-------- LISTED ENTRIES

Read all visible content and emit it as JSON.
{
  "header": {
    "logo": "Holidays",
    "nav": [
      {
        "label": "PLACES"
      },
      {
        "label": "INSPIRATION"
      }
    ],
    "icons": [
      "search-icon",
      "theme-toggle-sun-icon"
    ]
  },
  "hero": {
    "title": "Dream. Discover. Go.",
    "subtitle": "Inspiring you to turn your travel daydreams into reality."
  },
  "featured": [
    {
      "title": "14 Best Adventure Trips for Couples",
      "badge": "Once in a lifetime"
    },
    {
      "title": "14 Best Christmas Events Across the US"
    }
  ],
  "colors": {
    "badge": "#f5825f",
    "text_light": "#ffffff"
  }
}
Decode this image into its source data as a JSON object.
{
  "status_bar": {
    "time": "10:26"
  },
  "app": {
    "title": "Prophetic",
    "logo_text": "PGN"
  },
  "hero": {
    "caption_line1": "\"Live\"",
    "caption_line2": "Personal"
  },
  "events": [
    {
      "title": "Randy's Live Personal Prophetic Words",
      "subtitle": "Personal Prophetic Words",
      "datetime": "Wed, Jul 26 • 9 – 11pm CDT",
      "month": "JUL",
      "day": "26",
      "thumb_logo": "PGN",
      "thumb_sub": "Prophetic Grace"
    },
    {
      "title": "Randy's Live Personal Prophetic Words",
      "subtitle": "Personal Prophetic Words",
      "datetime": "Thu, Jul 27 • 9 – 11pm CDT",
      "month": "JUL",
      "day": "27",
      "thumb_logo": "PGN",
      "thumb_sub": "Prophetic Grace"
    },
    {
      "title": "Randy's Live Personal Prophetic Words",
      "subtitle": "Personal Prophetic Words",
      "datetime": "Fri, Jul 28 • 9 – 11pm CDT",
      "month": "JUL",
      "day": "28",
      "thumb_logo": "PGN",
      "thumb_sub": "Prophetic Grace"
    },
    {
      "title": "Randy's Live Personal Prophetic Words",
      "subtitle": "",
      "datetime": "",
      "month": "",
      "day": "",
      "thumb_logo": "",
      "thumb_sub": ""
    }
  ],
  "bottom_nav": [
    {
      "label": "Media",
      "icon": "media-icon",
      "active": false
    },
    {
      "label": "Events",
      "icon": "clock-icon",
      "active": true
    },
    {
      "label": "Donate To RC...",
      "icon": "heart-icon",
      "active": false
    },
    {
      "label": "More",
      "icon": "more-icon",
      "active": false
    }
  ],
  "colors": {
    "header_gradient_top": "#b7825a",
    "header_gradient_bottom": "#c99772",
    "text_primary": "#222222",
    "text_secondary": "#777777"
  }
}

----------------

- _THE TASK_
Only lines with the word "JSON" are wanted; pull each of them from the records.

- _TASK RESULT_
Read all visible content and emit it as JSON.
Decode this image into its source data as a JSON object.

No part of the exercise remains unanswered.